Exercise requirements
Reproduce each line from the records that holds "Filters".
*** Recorded data ***
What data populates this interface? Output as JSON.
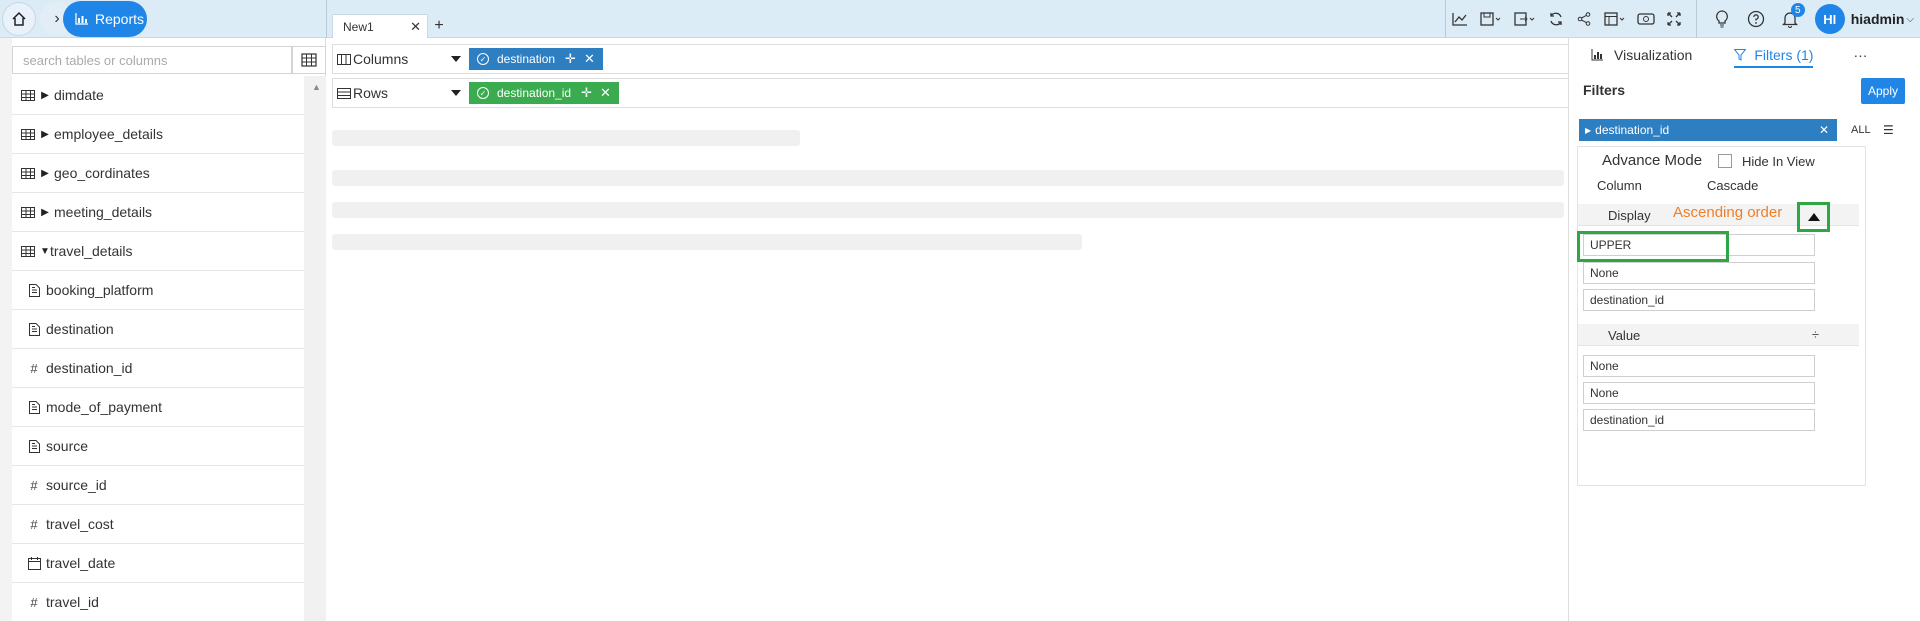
{
  "topbar": {
    "breadcrumb_label": "Reports",
    "tabs": [
      {
        "label": "New1"
      }
    ],
    "add_tab": "+",
    "notification_count": "5",
    "user": {
      "initials": "HI",
      "name": "hiadmin"
    }
  },
  "left": {
    "search_placeholder": "search tables or columns",
    "items": [
      {
        "type": "table",
        "label": "dimdate",
        "expanded": false
      },
      {
        "type": "table",
        "label": "employee_details",
        "expanded": false
      },
      {
        "type": "table",
        "label": "geo_cordinates",
        "expanded": false
      },
      {
        "type": "table",
        "label": "meeting_details",
        "expanded": false
      },
      {
        "type": "table",
        "label": "travel_details",
        "expanded": true
      },
      {
        "type": "text",
        "label": "booking_platform"
      },
      {
        "type": "text",
        "label": "destination"
      },
      {
        "type": "number",
        "label": "destination_id"
      },
      {
        "type": "text",
        "label": "mode_of_payment"
      },
      {
        "type": "text",
        "label": "source"
      },
      {
        "type": "number",
        "label": "source_id"
      },
      {
        "type": "number",
        "label": "travel_cost"
      },
      {
        "type": "date",
        "label": "travel_date"
      },
      {
        "type": "number",
        "label": "travel_id"
      }
    ]
  },
  "shelves": {
    "columns_label": "Columns",
    "columns_chip": "destination",
    "rows_label": "Rows",
    "rows_chip": "destination_id"
  },
  "right": {
    "tab_visualization": "Visualization",
    "tab_filters": "Filters (1)",
    "more": "···",
    "filters_title": "Filters",
    "apply": "Apply",
    "filter_chip": "destination_id",
    "all_label": "ALL",
    "advance_mode": "Advance Mode",
    "hide_in_view": "Hide In View",
    "column_label": "Column",
    "cascade_label": "Cascade",
    "display_section": "Display",
    "display_fields": [
      "UPPER",
      "None",
      "destination_id"
    ],
    "value_section": "Value",
    "value_fields": [
      "None",
      "None",
      "destination_id"
    ],
    "annotation": "Ascending order"
  },
  "colors": {
    "accent": "#1f86e8",
    "chip_blue": "#2e7ec2",
    "chip_green": "#3bab4f",
    "highlight": "#2ea643",
    "annotation": "#f07e26"
  }
}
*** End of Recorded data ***
Answer area
    "tab_filters": "Filters (1)",
    "filters_title": "Filters",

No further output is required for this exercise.